▶ [What to produce]
Each record below is to be reproduced without any change.

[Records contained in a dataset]

************

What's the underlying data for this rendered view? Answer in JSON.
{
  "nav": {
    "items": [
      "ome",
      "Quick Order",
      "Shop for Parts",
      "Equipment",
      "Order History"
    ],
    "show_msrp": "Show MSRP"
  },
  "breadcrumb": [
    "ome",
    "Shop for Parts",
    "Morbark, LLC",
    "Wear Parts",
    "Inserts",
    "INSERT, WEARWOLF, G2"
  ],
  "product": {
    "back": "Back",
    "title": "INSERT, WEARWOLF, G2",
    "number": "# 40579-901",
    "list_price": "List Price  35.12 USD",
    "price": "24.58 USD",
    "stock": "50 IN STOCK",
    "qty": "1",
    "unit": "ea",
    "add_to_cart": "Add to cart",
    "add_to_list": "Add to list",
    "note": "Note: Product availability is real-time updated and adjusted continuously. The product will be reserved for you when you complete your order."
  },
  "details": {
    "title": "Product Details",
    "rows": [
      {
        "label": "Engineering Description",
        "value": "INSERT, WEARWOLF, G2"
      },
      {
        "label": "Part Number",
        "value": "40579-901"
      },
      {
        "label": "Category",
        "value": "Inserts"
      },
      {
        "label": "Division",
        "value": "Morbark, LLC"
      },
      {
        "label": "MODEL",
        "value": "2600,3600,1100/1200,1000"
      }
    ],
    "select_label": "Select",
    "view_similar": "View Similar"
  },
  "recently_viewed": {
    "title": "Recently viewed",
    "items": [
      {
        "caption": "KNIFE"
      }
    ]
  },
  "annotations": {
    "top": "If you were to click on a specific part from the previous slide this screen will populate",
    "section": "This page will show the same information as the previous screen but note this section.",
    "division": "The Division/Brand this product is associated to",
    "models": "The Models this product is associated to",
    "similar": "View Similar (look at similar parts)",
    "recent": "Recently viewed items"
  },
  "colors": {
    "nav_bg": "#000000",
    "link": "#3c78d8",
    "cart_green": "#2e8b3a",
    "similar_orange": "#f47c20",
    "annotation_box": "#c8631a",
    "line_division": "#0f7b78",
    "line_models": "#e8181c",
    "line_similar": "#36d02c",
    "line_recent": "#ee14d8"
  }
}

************

▶ [Solution below]
What's the underlying data for this rendered view? Answer in JSON.
{
  "nav": {
    "items": [
      "ome",
      "Quick Order",
      "Shop for Parts",
      "Equipment",
      "Order History"
    ],
    "show_msrp": "Show MSRP"
  },
  "breadcrumb": [
    "ome",
    "Shop for Parts",
    "Morbark, LLC",
    "Wear Parts",
    "Inserts",
    "INSERT, WEARWOLF, G2"
  ],
  "product": {
    "back": "Back",
    "title": "INSERT, WEARWOLF, G2",
    "number": "# 40579-901",
    "list_price": "List Price  35.12 USD",
    "price": "24.58 USD",
    "stock": "50 IN STOCK",
    "qty": "1",
    "unit": "ea",
    "add_to_cart": "Add to cart",
    "add_to_list": "Add to list",
    "note": "Note: Product availability is real-time updated and adjusted continuously. The product will be reserved for you when you complete your order."
  },
  "details": {
    "title": "Product Details",
    "rows": [
      {
        "label": "Engineering Description",
        "value": "INSERT, WEARWOLF, G2"
      },
      {
        "label": "Part Number",
        "value": "40579-901"
      },
      {
        "label": "Category",
        "value": "Inserts"
      },
      {
        "label": "Division",
        "value": "Morbark, LLC"
      },
      {
        "label": "MODEL",
        "value": "2600,3600,1100/1200,1000"
      }
    ],
    "select_label": "Select",
    "view_similar": "View Similar"
  },
  "recently_viewed": {
    "title": "Recently viewed",
    "items": [
      {
        "caption": "KNIFE"
      }
    ]
  },
  "annotations": {
    "top": "If you were to click on a specific part from the previous slide this screen will populate",
    "section": "This page will show the same information as the previous screen but note this section.",
    "division": "The Division/Brand this product is associated to",
    "models": "The Models this product is associated to",
    "similar": "View Similar (look at similar parts)",
    "recent": "Recently viewed items"
  },
  "colors": {
    "nav_bg": "#000000",
    "link": "#3c78d8",
    "cart_green": "#2e8b3a",
    "similar_orange": "#f47c20",
    "annotation_box": "#c8631a",
    "line_division": "#0f7b78",
    "line_models": "#e8181c",
    "line_similar": "#36d02c",
    "line_recent": "#ee14d8"
  }
}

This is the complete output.